Weld: Break Up is a really poignant album of duets with Scarlett Johansson. How did that partnership come about?

PY: I met her when she was really little. My brother was managing her, and my other brother was her lawyer. So, after I put out my first record, I met her at a club one night. She was like, “Hey! You’re Pete, right?” She was really young; I don’t even know what she was doing in the club. [Laughs] She must’ve been like 14, I don’t know, but she was super nice. So I always knew her as she was growing up. Then when I had this idea to make a record of duets, I thought she was perfect for it. So I hit her up and she was down for it.

Weld: A lot of people don’t realize that she has a wonderful voice. I know that I had no clue until she did Anywhere I Lay My Head, that album of Tom Waits covers.

PY: Oh yeah, she’s amazing! She’s a superstar, and she’s as cool as everyone says she is. I’m really proud of that record and am psyched that people keep discovering it.

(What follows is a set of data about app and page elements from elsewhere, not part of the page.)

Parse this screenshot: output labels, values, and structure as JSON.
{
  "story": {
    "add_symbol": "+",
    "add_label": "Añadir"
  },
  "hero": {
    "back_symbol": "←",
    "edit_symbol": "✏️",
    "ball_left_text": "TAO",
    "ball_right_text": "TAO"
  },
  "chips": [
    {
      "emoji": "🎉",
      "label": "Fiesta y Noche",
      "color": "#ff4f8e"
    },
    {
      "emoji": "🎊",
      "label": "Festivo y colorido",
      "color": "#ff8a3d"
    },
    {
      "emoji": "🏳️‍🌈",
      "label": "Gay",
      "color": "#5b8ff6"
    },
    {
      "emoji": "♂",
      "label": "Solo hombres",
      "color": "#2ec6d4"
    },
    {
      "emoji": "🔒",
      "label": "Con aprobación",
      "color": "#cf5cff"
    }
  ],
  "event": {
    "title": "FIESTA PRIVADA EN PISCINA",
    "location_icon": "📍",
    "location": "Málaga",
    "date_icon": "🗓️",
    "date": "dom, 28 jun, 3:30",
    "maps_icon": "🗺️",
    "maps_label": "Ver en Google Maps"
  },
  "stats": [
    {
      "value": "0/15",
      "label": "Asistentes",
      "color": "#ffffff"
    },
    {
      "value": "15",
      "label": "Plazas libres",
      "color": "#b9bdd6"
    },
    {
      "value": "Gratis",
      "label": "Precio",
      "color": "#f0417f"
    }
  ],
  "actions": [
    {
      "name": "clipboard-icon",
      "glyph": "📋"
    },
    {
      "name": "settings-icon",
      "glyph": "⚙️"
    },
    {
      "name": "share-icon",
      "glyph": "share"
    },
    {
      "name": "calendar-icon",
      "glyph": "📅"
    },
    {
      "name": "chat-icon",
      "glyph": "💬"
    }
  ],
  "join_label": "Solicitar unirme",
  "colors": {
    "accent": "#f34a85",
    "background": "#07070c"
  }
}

Weld: So Pete Yorn came out in 2010. Since then, you’ve been touring solo and with your full-band side project The Olms. Should we be looking forward to a new album soon?

PY: I’ve recorded about 40 new solo songs and am just in the process of picking songs for the next record, which should be out this year. There’s more coming!

Weld: Are you planning on playing some of that new material at the show Feb. 13?

PY: I’d like to think so, but the only rule for this tour is that there is no setlist, so I can’t really tell you where the show is gonna go. I play this game; I’ve got a songbook. It’s this little black songbook filled with hundreds of songs that I play on acoustic. Each page is numbered and each line is numbered. So I play this game where I pick a number one through 10, then a number one through 22. So, say, six-fifteen. That would be page six, line 15, and whatever song is on that line, I gotta play.

So, sometimes one will come up, and I’ll be like “Oh, that’s a cool song! I feel like playing that!” and then other songs I’ll think, “I don’t feel like playing that right now.” But I gotta play it, because that’s that the number that came up. I always find that if I just start playing it, and I keep an open head about it, usually I end up surprising myself and really getting into it. Sometimes songs will take on completely new meanings for whatever I’m kind of thinking about in my life now. That’s one of my favorite things about music. Yes, there’s an element that certain songs will always take you back to a time and a place, which is really cool. But there’s this other thing where you grow with the songs and they can tell you something about, you know, your life now.

Tickets are still available for You and Me Acoustic — An Evening with Pete Yorn on Friday, Feb. 13 at WorkPlay. Tickets are $30 in advance. Doors open at 8 p.m.

Source: Weldbham